Copy out the listing that follows, exactly, without its pictures.

———

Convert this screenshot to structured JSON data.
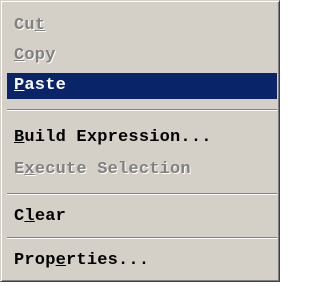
{
  "menu": {
    "items": [
      {
        "pre": "Cu",
        "key": "t",
        "post": "",
        "state": "disabled"
      },
      {
        "pre": "",
        "key": "C",
        "post": "opy",
        "state": "disabled"
      },
      {
        "pre": "",
        "key": "P",
        "post": "aste",
        "state": "highlighted"
      },
      {
        "pre": "",
        "key": "B",
        "post": "uild Expression...",
        "state": "enabled"
      },
      {
        "pre": "E",
        "key": "x",
        "post": "ecute Selection",
        "state": "disabled"
      },
      {
        "pre": "C",
        "key": "l",
        "post": "ear",
        "state": "enabled"
      },
      {
        "pre": "Prop",
        "key": "e",
        "post": "rties...",
        "state": "enabled"
      }
    ]
  },
  "colors": {
    "menu_background": "#d4d0c8",
    "highlight_background": "#0a246a",
    "highlight_text": "#ffffff",
    "disabled_text": "#808080"
  }
}
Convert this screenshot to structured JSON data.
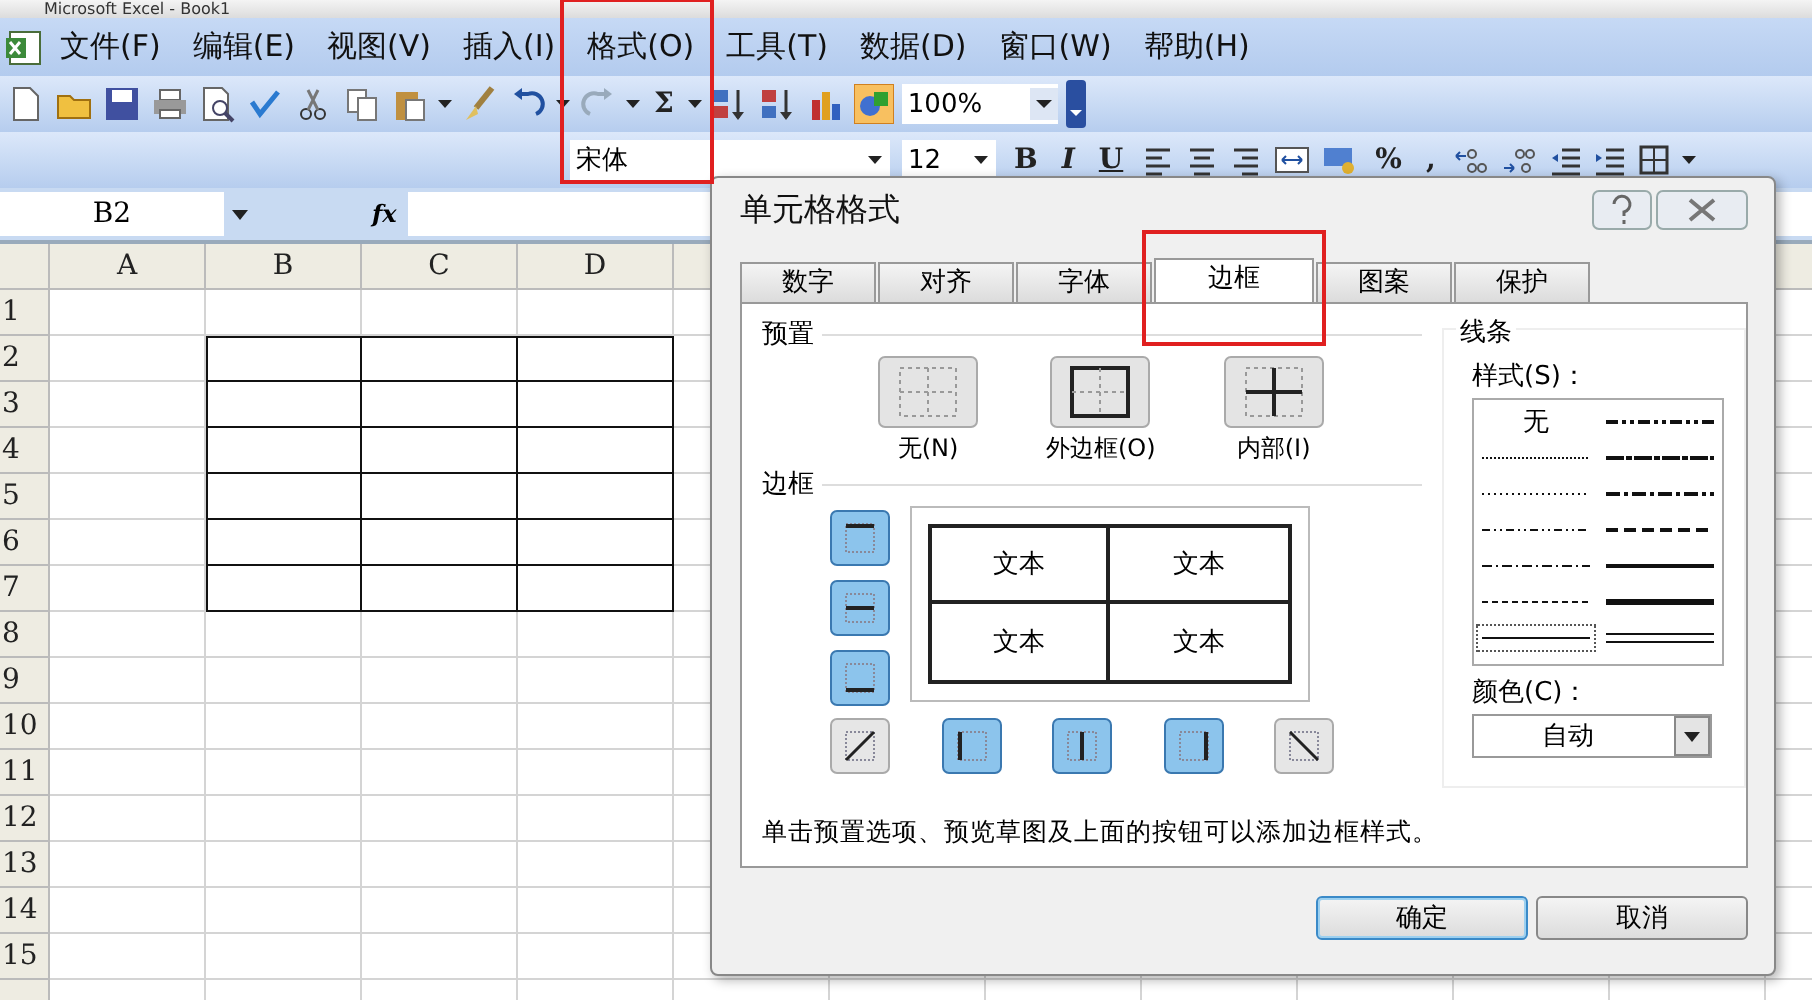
{
  "window": {
    "title": "Microsoft Excel - Book1"
  },
  "menu": [
    {
      "label": "文件(F)",
      "highlighted": false
    },
    {
      "label": "编辑(E)",
      "highlighted": false
    },
    {
      "label": "视图(V)",
      "highlighted": false
    },
    {
      "label": "插入(I)",
      "highlighted": false
    },
    {
      "label": "格式(O)",
      "highlighted": true
    },
    {
      "label": "工具(T)",
      "highlighted": false
    },
    {
      "label": "数据(D)",
      "highlighted": false
    },
    {
      "label": "窗口(W)",
      "highlighted": false
    },
    {
      "label": "帮助(H)",
      "highlighted": false
    }
  ],
  "standard_toolbar": {
    "sum": "Σ",
    "zoom": "100%"
  },
  "formatting_toolbar": {
    "font": "宋体",
    "size": "12",
    "bold": "B",
    "italic": "I",
    "underline": "U",
    "percent": "%",
    "comma": ","
  },
  "formula_bar": {
    "name_box": "B2",
    "fx": "fx"
  },
  "sheet": {
    "columns": [
      {
        "label": "A",
        "bordered": false
      },
      {
        "label": "B",
        "bordered": true
      },
      {
        "label": "C",
        "bordered": true
      },
      {
        "label": "D",
        "bordered": true
      }
    ],
    "rows": [
      {
        "label": "1",
        "bordered": false
      },
      {
        "label": "2",
        "bordered": true
      },
      {
        "label": "3",
        "bordered": true
      },
      {
        "label": "4",
        "bordered": true
      },
      {
        "label": "5",
        "bordered": true
      },
      {
        "label": "6",
        "bordered": true
      },
      {
        "label": "7",
        "bordered": true
      },
      {
        "label": "8",
        "bordered": false
      },
      {
        "label": "9",
        "bordered": false
      },
      {
        "label": "10",
        "bordered": false
      },
      {
        "label": "11",
        "bordered": false
      },
      {
        "label": "12",
        "bordered": false
      },
      {
        "label": "13",
        "bordered": false
      },
      {
        "label": "14",
        "bordered": false
      },
      {
        "label": "15",
        "bordered": false
      }
    ]
  },
  "dialog": {
    "title": "单元格格式",
    "tabs": [
      {
        "label": "数字",
        "selected": false,
        "highlighted": false
      },
      {
        "label": "对齐",
        "selected": false,
        "highlighted": false
      },
      {
        "label": "字体",
        "selected": false,
        "highlighted": false
      },
      {
        "label": "边框",
        "selected": true,
        "highlighted": true
      },
      {
        "label": "图案",
        "selected": false,
        "highlighted": false
      },
      {
        "label": "保护",
        "selected": false,
        "highlighted": false
      }
    ],
    "presets": {
      "label": "预置",
      "items": [
        {
          "label": "无(N)",
          "kind": "none"
        },
        {
          "label": "外边框(O)",
          "kind": "outline"
        },
        {
          "label": "内部(I)",
          "kind": "inside"
        }
      ]
    },
    "border": {
      "label": "边框",
      "side_buttons": [
        {
          "kind": "top",
          "on": true
        },
        {
          "kind": "inner-horizontal",
          "on": true
        },
        {
          "kind": "bottom",
          "on": true
        }
      ],
      "bottom_buttons": [
        {
          "kind": "diagonal-up",
          "on": false
        },
        {
          "kind": "left",
          "on": true
        },
        {
          "kind": "inner-vertical",
          "on": true
        },
        {
          "kind": "right",
          "on": true
        },
        {
          "kind": "diagonal-down",
          "on": false
        }
      ],
      "preview_cells": [
        "文本",
        "文本",
        "文本",
        "文本"
      ]
    },
    "hint": "单击预置选项、预览草图及上面的按钮可以添加边框样式。",
    "line": {
      "label": "线条",
      "style_label": "样式(S)：",
      "styles": [
        {
          "kind": "none",
          "label": "无",
          "selected": false
        },
        {
          "kind": "hair",
          "selected": false
        },
        {
          "kind": "dotted",
          "selected": false
        },
        {
          "kind": "dash-dot-dot",
          "selected": false
        },
        {
          "kind": "dash-dot",
          "selected": false
        },
        {
          "kind": "dashed",
          "selected": false
        },
        {
          "kind": "thin",
          "selected": true
        },
        {
          "kind": "medium-dash-dot-dot",
          "selected": false
        },
        {
          "kind": "slanted-dash-dot",
          "selected": false
        },
        {
          "kind": "medium-dash-dot",
          "selected": false
        },
        {
          "kind": "medium-dashed",
          "selected": false
        },
        {
          "kind": "medium",
          "selected": false
        },
        {
          "kind": "thick",
          "selected": false
        },
        {
          "kind": "double",
          "selected": false
        }
      ],
      "color_label": "颜色(C)：",
      "color_choice": "自动"
    },
    "buttons": [
      {
        "label": "确定",
        "default": true
      },
      {
        "label": "取消",
        "default": false
      }
    ]
  }
}
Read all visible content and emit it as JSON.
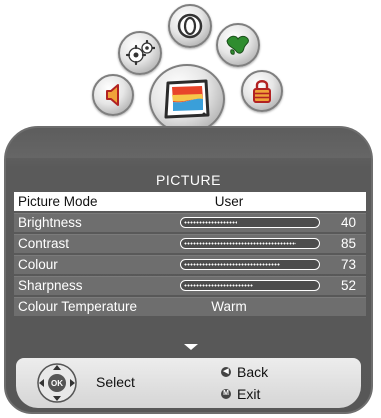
{
  "menu": {
    "title": "PICTURE",
    "rows": [
      {
        "label": "Picture Mode",
        "value": "User",
        "selected": true
      },
      {
        "label": "Brightness",
        "value": 40,
        "level": 0.4
      },
      {
        "label": "Contrast",
        "value": 85,
        "level": 0.85
      },
      {
        "label": "Colour",
        "value": 73,
        "level": 0.73
      },
      {
        "label": "Sharpness",
        "value": 52,
        "level": 0.52
      },
      {
        "label": "Colour Temperature",
        "value": "Warm"
      }
    ]
  },
  "footer": {
    "ok_label": "OK",
    "select_label": "Select",
    "back_label": "Back",
    "exit_label": "Exit",
    "exit_key": "M"
  },
  "icons": [
    "settings-gears-icon",
    "clock-icon",
    "globe-icon",
    "speaker-icon",
    "picture-tv-icon",
    "lock-icon"
  ],
  "colors": {
    "panel": "#5a5a5a",
    "row": "#6e6e6e",
    "selected_row": "#ffffff",
    "footer": "#e0e0e0"
  }
}
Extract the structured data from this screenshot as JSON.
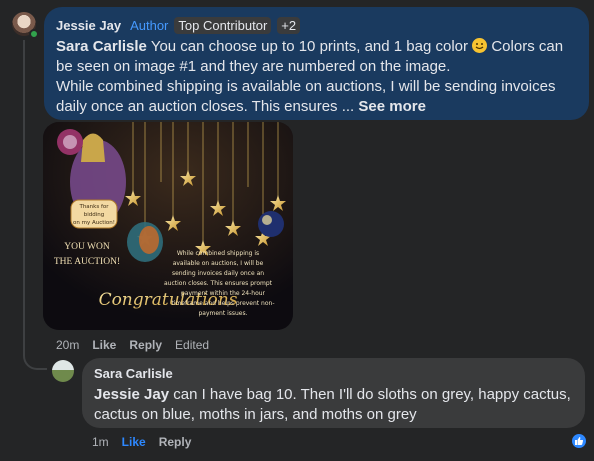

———

_Solution to the exercise_:
Convert this screenshot to structured JSON data.
{
  "menu": {
    "items": [
      {
        "pre": "Cu",
        "key": "t",
        "post": "",
        "state": "disabled"
      },
      {
        "pre": "",
        "key": "C",
        "post": "opy",
        "state": "disabled"
      },
      {
        "pre": "",
        "key": "P",
        "post": "aste",
        "state": "highlighted"
      },
      {
        "pre": "",
        "key": "B",
        "post": "uild Expression...",
        "state": "enabled"
      },
      {
        "pre": "E",
        "key": "x",
        "post": "ecute Selection",
        "state": "disabled"
      },
      {
        "pre": "C",
        "key": "l",
        "post": "ear",
        "state": "enabled"
      },
      {
        "pre": "Prop",
        "key": "e",
        "post": "rties...",
        "state": "enabled"
      }
    ]
  },
  "colors": {
    "menu_background": "#d4d0c8",
    "highlight_background": "#0a246a",
    "highlight_text": "#ffffff",
    "disabled_text": "#808080"
  }
}
Convert this screenshot to structured JSON data.
{
  "window": {
    "title": "Microsoft Excel - Book1"
  },
  "menu": [
    {
      "label": "文件(F)",
      "highlighted": false
    },
    {
      "label": "编辑(E)",
      "highlighted": false
    },
    {
      "label": "视图(V)",
      "highlighted": false
    },
    {
      "label": "插入(I)",
      "highlighted": false
    },
    {
      "label": "格式(O)",
      "highlighted": true
    },
    {
      "label": "工具(T)",
      "highlighted": false
    },
    {
      "label": "数据(D)",
      "highlighted": false
    },
    {
      "label": "窗口(W)",
      "highlighted": false
    },
    {
      "label": "帮助(H)",
      "highlighted": false
    }
  ],
  "standard_toolbar": {
    "sum": "Σ",
    "zoom": "100%"
  },
  "formatting_toolbar": {
    "font": "宋体",
    "size": "12",
    "bold": "B",
    "italic": "I",
    "underline": "U",
    "percent": "%",
    "comma": ","
  },
  "formula_bar": {
    "name_box": "B2",
    "fx": "fx"
  },
  "sheet": {
    "columns": [
      {
        "label": "A",
        "bordered": false
      },
      {
        "label": "B",
        "bordered": true
      },
      {
        "label": "C",
        "bordered": true
      },
      {
        "label": "D",
        "bordered": true
      }
    ],
    "rows": [
      {
        "label": "1",
        "bordered": false
      },
      {
        "label": "2",
        "bordered": true
      },
      {
        "label": "3",
        "bordered": true
      },
      {
        "label": "4",
        "bordered": true
      },
      {
        "label": "5",
        "bordered": true
      },
      {
        "label": "6",
        "bordered": true
      },
      {
        "label": "7",
        "bordered": true
      },
      {
        "label": "8",
        "bordered": false
      },
      {
        "label": "9",
        "bordered": false
      },
      {
        "label": "10",
        "bordered": false
      },
      {
        "label": "11",
        "bordered": false
      },
      {
        "label": "12",
        "bordered": false
      },
      {
        "label": "13",
        "bordered": false
      },
      {
        "label": "14",
        "bordered": false
      },
      {
        "label": "15",
        "bordered": false
      }
    ]
  },
  "dialog": {
    "title": "单元格格式",
    "tabs": [
      {
        "label": "数字",
        "selected": false,
        "highlighted": false
      },
      {
        "label": "对齐",
        "selected": false,
        "highlighted": false
      },
      {
        "label": "字体",
        "selected": false,
        "highlighted": false
      },
      {
        "label": "边框",
        "selected": true,
        "highlighted": true
      },
      {
        "label": "图案",
        "selected": false,
        "highlighted": false
      },
      {
        "label": "保护",
        "selected": false,
        "highlighted": false
      }
    ],
    "presets": {
      "label": "预置",
      "items": [
        {
          "label": "无(N)",
          "kind": "none"
        },
        {
          "label": "外边框(O)",
          "kind": "outline"
        },
        {
          "label": "内部(I)",
          "kind": "inside"
        }
      ]
    },
    "border": {
      "label": "边框",
      "side_buttons": [
        {
          "kind": "top",
          "on": true
        },
        {
          "kind": "inner-horizontal",
          "on": true
        },
        {
          "kind": "bottom",
          "on": true
        }
      ],
      "bottom_buttons": [
        {
          "kind": "diagonal-up",
          "on": false
        },
        {
          "kind": "left",
          "on": true
        },
        {
          "kind": "inner-vertical",
          "on": true
        },
        {
          "kind": "right",
          "on": true
        },
        {
          "kind": "diagonal-down",
          "on": false
        }
      ],
      "preview_cells": [
        "文本",
        "文本",
        "文本",
        "文本"
      ]
    },
    "hint": "单击预置选项、预览草图及上面的按钮可以添加边框样式。",
    "line": {
      "label": "线条",
      "style_label": "样式(S)：",
      "styles": [
        {
          "kind": "none",
          "label": "无",
          "selected": false
        },
        {
          "kind": "hair",
          "selected": false
        },
        {
          "kind": "dotted",
          "selected": false
        },
        {
          "kind": "dash-dot-dot",
          "selected": false
        },
        {
          "kind": "dash-dot",
          "selected": false
        },
        {
          "kind": "dashed",
          "selected": false
        },
        {
          "kind": "thin",
          "selected": true
        },
        {
          "kind": "medium-dash-dot-dot",
          "selected": false
        },
        {
          "kind": "slanted-dash-dot",
          "selected": false
        },
        {
          "kind": "medium-dash-dot",
          "selected": false
        },
        {
          "kind": "medium-dashed",
          "selected": false
        },
        {
          "kind": "medium",
          "selected": false
        },
        {
          "kind": "thick",
          "selected": false
        },
        {
          "kind": "double",
          "selected": false
        }
      ],
      "color_label": "颜色(C)：",
      "color_choice": "自动"
    },
    "buttons": [
      {
        "label": "确定",
        "default": true
      },
      {
        "label": "取消",
        "default": false
      }
    ]
  }
}
Read all visible content and emit it as JSON.
{
  "menu": {
    "title": "PICTURE",
    "rows": [
      {
        "label": "Picture Mode",
        "value": "User",
        "selected": true
      },
      {
        "label": "Brightness",
        "value": 40,
        "level": 0.4
      },
      {
        "label": "Contrast",
        "value": 85,
        "level": 0.85
      },
      {
        "label": "Colour",
        "value": 73,
        "level": 0.73
      },
      {
        "label": "Sharpness",
        "value": 52,
        "level": 0.52
      },
      {
        "label": "Colour Temperature",
        "value": "Warm"
      }
    ]
  },
  "footer": {
    "ok_label": "OK",
    "select_label": "Select",
    "back_label": "Back",
    "exit_label": "Exit",
    "exit_key": "M"
  },
  "icons": [
    "settings-gears-icon",
    "clock-icon",
    "globe-icon",
    "speaker-icon",
    "picture-tv-icon",
    "lock-icon"
  ],
  "colors": {
    "panel": "#5a5a5a",
    "row": "#6e6e6e",
    "selected_row": "#ffffff",
    "footer": "#e0e0e0"
  }
}
Extract the structured data from this screenshot as JSON.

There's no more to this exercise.